__WORK TO BE COMPLETED__
Every entry below should be copied exactly, minus the pictures.

--- MATERIALS PROVIDED ---

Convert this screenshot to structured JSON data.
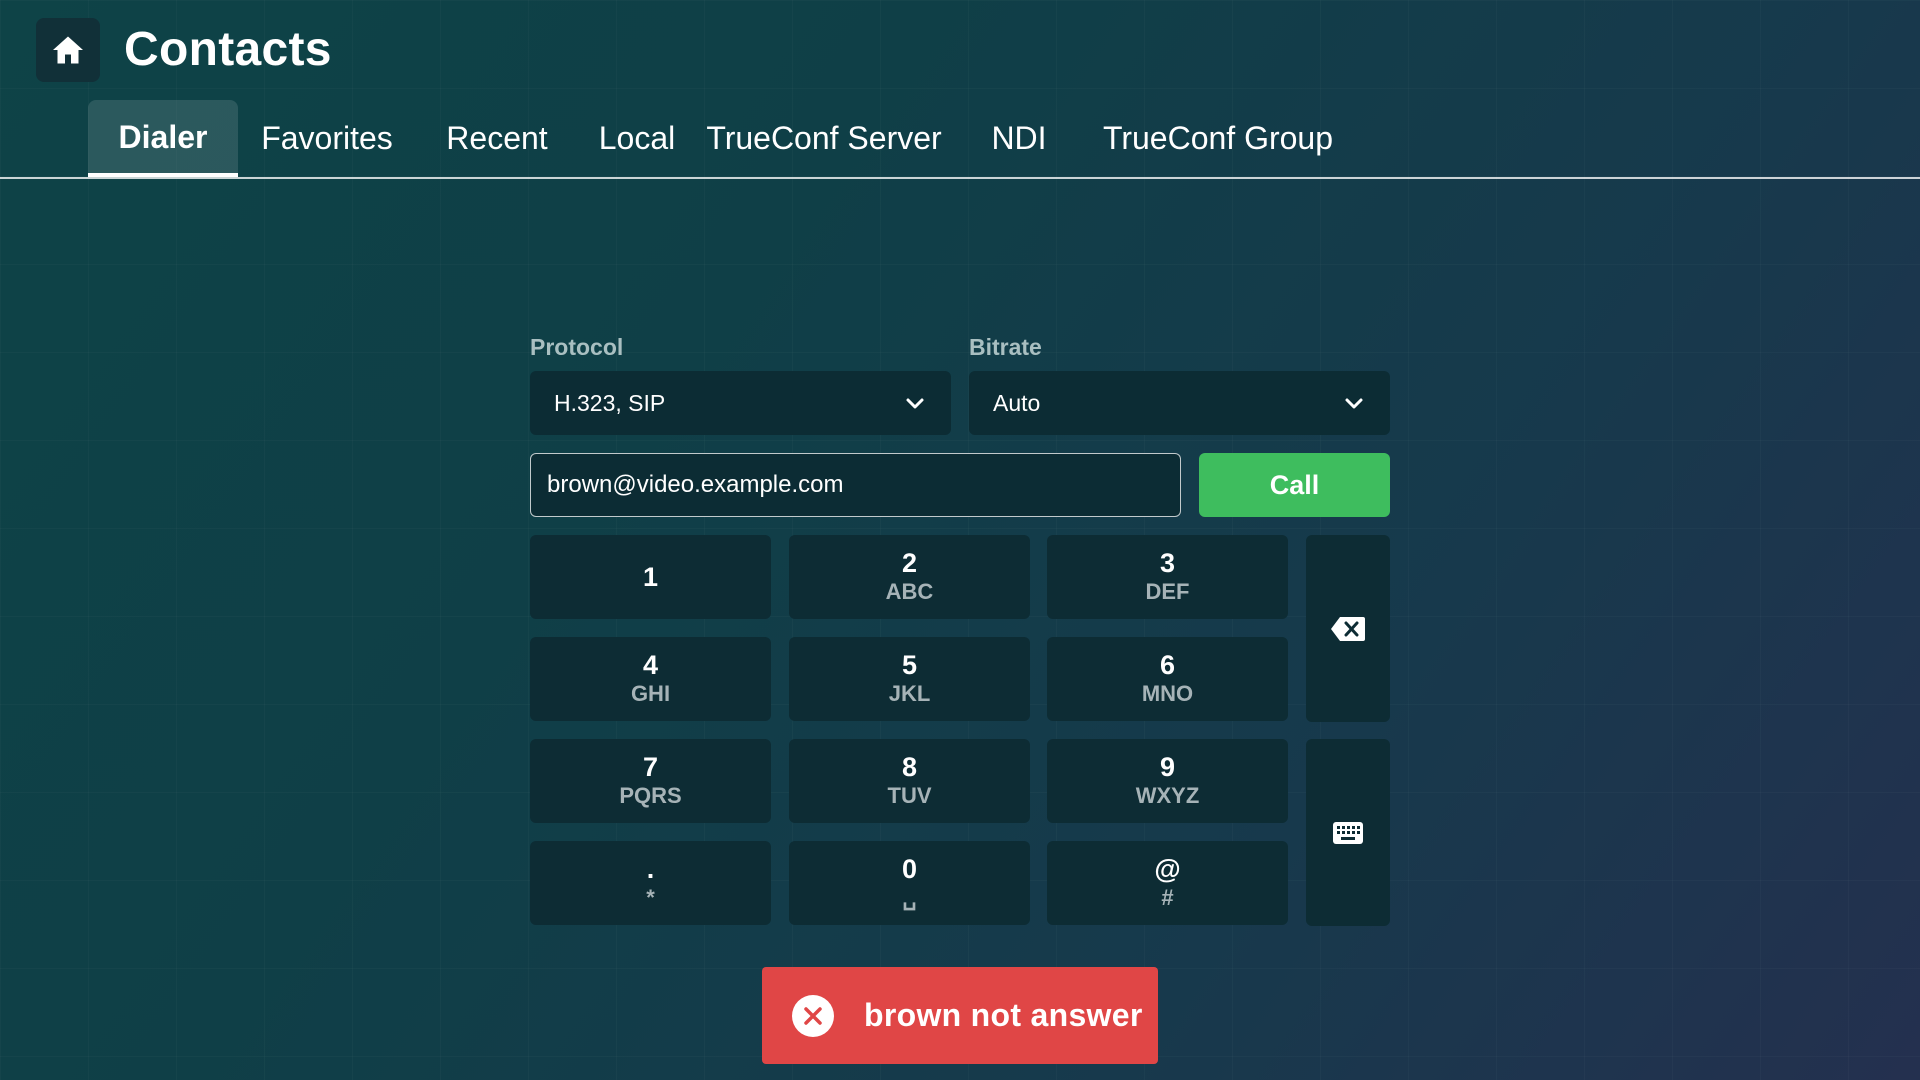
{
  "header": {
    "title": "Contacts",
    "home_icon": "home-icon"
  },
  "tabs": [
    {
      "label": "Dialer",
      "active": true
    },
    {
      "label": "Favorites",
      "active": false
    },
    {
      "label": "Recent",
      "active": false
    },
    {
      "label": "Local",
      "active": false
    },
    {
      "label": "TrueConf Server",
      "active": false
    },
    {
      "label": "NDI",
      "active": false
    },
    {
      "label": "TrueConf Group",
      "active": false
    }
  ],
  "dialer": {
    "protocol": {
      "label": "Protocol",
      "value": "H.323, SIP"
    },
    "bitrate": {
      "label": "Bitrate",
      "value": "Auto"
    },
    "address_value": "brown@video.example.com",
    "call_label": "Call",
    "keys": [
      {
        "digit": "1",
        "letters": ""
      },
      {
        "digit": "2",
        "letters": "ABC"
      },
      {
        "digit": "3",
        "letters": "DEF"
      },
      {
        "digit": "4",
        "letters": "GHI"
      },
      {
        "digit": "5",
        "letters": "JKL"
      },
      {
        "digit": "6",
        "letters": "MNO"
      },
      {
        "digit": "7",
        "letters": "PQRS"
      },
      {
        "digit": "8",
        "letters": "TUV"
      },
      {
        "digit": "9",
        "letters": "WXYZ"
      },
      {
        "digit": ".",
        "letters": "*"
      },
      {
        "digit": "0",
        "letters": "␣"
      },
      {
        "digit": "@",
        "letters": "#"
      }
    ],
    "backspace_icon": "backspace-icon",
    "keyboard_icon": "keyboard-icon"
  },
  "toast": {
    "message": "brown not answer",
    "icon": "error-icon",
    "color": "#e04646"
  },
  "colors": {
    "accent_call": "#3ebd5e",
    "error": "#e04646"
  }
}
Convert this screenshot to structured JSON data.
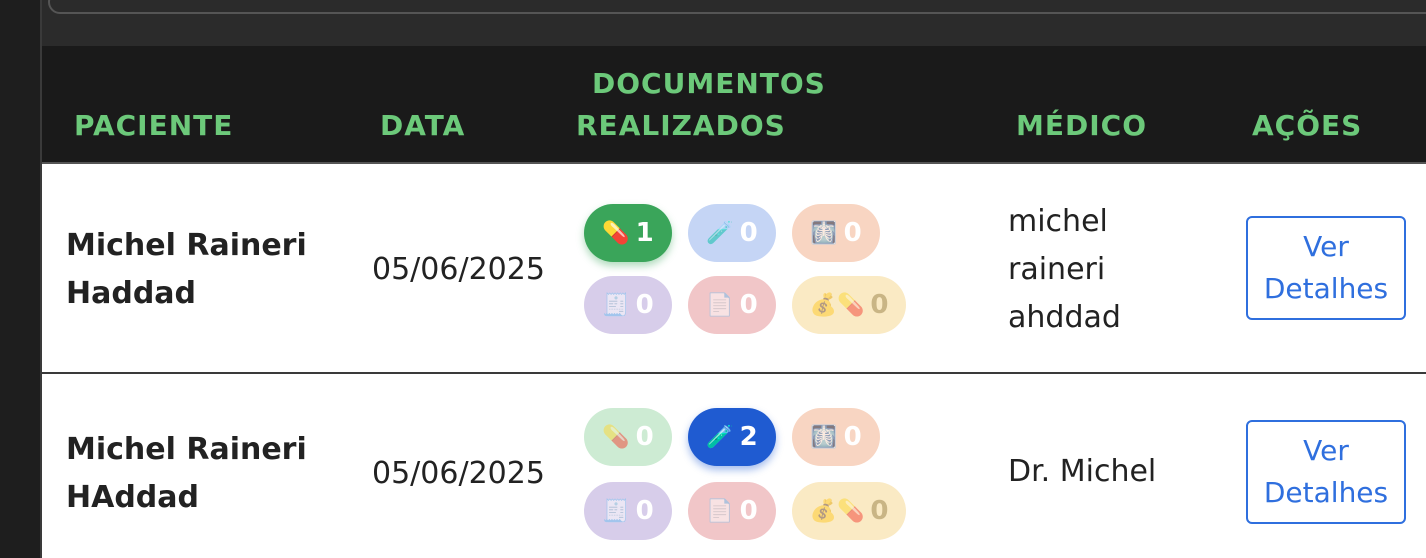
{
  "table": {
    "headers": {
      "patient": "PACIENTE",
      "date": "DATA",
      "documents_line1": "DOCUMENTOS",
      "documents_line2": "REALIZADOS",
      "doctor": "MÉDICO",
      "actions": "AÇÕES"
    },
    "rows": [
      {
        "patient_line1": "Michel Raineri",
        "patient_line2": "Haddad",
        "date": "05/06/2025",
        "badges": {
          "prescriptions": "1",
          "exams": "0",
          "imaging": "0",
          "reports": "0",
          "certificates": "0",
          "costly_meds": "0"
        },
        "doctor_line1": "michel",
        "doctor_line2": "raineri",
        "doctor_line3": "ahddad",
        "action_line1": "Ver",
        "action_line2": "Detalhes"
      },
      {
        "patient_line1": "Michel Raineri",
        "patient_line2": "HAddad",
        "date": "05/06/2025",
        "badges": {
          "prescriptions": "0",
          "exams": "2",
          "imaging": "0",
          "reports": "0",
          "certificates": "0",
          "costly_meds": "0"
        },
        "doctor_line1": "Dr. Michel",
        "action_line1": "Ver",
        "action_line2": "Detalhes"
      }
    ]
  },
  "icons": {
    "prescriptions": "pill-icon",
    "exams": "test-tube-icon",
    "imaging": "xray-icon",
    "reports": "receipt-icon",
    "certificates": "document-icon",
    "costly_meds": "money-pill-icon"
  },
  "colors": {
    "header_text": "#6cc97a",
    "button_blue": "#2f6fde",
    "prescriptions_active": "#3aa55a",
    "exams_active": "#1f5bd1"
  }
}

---

__REPLY__
Convert this screenshot to structured JSON data.
{
  "header": {
    "title": "Contacts",
    "home_icon": "home-icon"
  },
  "tabs": [
    {
      "label": "Dialer",
      "active": true
    },
    {
      "label": "Favorites",
      "active": false
    },
    {
      "label": "Recent",
      "active": false
    },
    {
      "label": "Local",
      "active": false
    },
    {
      "label": "TrueConf Server",
      "active": false
    },
    {
      "label": "NDI",
      "active": false
    },
    {
      "label": "TrueConf Group",
      "active": false
    }
  ],
  "dialer": {
    "protocol": {
      "label": "Protocol",
      "value": "H.323, SIP"
    },
    "bitrate": {
      "label": "Bitrate",
      "value": "Auto"
    },
    "address_value": "brown@video.example.com",
    "call_label": "Call",
    "keys": [
      {
        "digit": "1",
        "letters": ""
      },
      {
        "digit": "2",
        "letters": "ABC"
      },
      {
        "digit": "3",
        "letters": "DEF"
      },
      {
        "digit": "4",
        "letters": "GHI"
      },
      {
        "digit": "5",
        "letters": "JKL"
      },
      {
        "digit": "6",
        "letters": "MNO"
      },
      {
        "digit": "7",
        "letters": "PQRS"
      },
      {
        "digit": "8",
        "letters": "TUV"
      },
      {
        "digit": "9",
        "letters": "WXYZ"
      },
      {
        "digit": ".",
        "letters": "*"
      },
      {
        "digit": "0",
        "letters": "␣"
      },
      {
        "digit": "@",
        "letters": "#"
      }
    ],
    "backspace_icon": "backspace-icon",
    "keyboard_icon": "keyboard-icon"
  },
  "toast": {
    "message": "brown not answer",
    "icon": "error-icon",
    "color": "#e04646"
  },
  "colors": {
    "accent_call": "#3ebd5e",
    "error": "#e04646"
  }
}
Convert this screenshot to structured JSON data.
{
  "table": {
    "headers": {
      "patient": "PACIENTE",
      "date": "DATA",
      "documents_line1": "DOCUMENTOS",
      "documents_line2": "REALIZADOS",
      "doctor": "MÉDICO",
      "actions": "AÇÕES"
    },
    "rows": [
      {
        "patient_line1": "Michel Raineri",
        "patient_line2": "Haddad",
        "date": "05/06/2025",
        "badges": {
          "prescriptions": "1",
          "exams": "0",
          "imaging": "0",
          "reports": "0",
          "certificates": "0",
          "costly_meds": "0"
        },
        "doctor_line1": "michel",
        "doctor_line2": "raineri",
        "doctor_line3": "ahddad",
        "action_line1": "Ver",
        "action_line2": "Detalhes"
      },
      {
        "patient_line1": "Michel Raineri",
        "patient_line2": "HAddad",
        "date": "05/06/2025",
        "badges": {
          "prescriptions": "0",
          "exams": "2",
          "imaging": "0",
          "reports": "0",
          "certificates": "0",
          "costly_meds": "0"
        },
        "doctor_line1": "Dr. Michel",
        "action_line1": "Ver",
        "action_line2": "Detalhes"
      }
    ]
  },
  "icons": {
    "prescriptions": "pill-icon",
    "exams": "test-tube-icon",
    "imaging": "xray-icon",
    "reports": "receipt-icon",
    "certificates": "document-icon",
    "costly_meds": "money-pill-icon"
  },
  "colors": {
    "header_text": "#6cc97a",
    "button_blue": "#2f6fde",
    "prescriptions_active": "#3aa55a",
    "exams_active": "#1f5bd1"
  }
}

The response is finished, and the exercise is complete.